30 Many of these immigrant groups, including the Friulani, maintained strong internal links: Campo San Bartolomeo, just off the Rialto, was known to be the location of the Friulians’ meeting-point on their Sunday day off. 31 Even those born Venetian, or resident there before the war, did not stay still. 32 Less wealthy Venetians were also on the move. 33 But it was the Venetian popolani who faced the greatest physical upheaval after the war. The increase in unemployment and decline of the Venetian islands’ industrial base accompanied what has been termed a ‘forced exodus’ of the Venetian ‘popular classes’ from the overcrowded and unsanitary housing stock of the historic centre.
18 The group’s unspoken leader, Giuseppe Volpi (later Count of Misurata), born in Venice to a family from Bergamo, married into one of the Serenissima’s patrician families and inherited the mantle of ‘unofﬁcial doge’ in the 1930s thanks to his hegemonic dominance of much of the political, economic and cultural life of the city. Volpi made his fortune as an industrialist before turning ﬁrst to local and then national politics, where he served under Giolitti as a delegate to the Versailles and Rapallo peace conferences and as Governor of Tripolitana and later as Minister of Finance for Mussolini.

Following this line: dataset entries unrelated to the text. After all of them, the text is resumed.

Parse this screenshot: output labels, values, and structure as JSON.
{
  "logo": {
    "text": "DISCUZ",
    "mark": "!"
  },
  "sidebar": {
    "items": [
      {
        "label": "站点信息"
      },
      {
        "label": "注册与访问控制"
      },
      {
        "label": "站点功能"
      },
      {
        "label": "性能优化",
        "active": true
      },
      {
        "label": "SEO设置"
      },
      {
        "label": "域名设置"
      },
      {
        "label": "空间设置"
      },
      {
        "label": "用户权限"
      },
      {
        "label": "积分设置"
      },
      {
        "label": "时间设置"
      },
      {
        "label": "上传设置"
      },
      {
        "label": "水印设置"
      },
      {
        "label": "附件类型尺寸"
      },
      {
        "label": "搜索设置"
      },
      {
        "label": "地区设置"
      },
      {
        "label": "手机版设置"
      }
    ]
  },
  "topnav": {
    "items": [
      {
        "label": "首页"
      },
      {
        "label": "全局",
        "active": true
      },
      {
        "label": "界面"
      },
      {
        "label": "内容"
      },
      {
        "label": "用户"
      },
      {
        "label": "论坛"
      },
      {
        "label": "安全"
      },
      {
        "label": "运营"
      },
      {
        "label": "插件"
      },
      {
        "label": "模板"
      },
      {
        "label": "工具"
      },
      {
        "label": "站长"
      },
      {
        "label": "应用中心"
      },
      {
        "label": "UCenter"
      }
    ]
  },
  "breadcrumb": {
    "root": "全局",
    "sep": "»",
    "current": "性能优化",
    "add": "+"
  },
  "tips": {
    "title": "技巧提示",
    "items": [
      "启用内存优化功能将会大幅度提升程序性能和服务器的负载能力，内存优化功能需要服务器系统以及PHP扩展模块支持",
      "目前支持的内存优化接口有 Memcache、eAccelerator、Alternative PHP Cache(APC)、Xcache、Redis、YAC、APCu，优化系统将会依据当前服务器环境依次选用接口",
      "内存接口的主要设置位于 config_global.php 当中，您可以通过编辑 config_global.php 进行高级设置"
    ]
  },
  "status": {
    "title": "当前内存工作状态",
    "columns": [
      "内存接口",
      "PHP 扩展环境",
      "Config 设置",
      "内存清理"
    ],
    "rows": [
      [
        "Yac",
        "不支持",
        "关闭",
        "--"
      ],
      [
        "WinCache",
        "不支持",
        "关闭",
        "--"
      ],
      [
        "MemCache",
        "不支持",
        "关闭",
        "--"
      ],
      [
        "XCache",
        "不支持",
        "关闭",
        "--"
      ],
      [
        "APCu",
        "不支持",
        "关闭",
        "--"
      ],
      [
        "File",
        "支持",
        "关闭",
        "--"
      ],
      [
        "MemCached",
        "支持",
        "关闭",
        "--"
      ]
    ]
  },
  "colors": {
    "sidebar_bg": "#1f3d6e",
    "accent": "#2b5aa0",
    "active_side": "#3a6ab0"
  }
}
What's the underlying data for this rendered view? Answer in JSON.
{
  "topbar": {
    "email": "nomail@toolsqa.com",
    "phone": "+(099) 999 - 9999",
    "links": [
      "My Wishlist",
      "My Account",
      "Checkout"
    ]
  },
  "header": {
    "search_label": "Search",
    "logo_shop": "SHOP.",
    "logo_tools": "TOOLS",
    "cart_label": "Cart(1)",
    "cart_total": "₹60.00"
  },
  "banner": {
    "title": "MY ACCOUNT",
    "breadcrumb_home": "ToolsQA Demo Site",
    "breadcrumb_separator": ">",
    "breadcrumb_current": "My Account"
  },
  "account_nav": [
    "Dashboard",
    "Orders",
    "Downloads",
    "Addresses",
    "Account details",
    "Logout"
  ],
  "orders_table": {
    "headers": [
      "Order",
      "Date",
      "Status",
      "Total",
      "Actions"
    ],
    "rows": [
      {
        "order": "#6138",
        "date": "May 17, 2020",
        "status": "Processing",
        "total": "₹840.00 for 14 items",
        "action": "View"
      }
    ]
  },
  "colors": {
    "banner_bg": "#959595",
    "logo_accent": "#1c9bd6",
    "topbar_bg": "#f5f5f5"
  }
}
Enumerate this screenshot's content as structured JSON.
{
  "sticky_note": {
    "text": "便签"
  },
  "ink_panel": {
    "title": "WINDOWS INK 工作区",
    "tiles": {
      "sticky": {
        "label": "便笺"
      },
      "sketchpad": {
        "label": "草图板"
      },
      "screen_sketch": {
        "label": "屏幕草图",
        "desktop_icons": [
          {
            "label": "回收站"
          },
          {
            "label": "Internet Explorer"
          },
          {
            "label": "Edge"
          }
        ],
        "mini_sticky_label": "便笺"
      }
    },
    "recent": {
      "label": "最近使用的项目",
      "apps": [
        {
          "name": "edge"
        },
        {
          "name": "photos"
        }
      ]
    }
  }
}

Over these ‘two red years’ of 1919–20, angry, often violent encounters frequently took place in the city’s streets and squares, in its bars and ‘Elbow to elbow’: Venetian life between the wars 35 osterie and on its walls (in the form of grafﬁti wars). 74 Between 1919 and 1922, approximately 200 violent encounters took place involving fascist squadristi and, variously or simultaneously, socialists, communists and the police. 75 Despite the notable level of political violence, there were relatively few factory occupations in the city.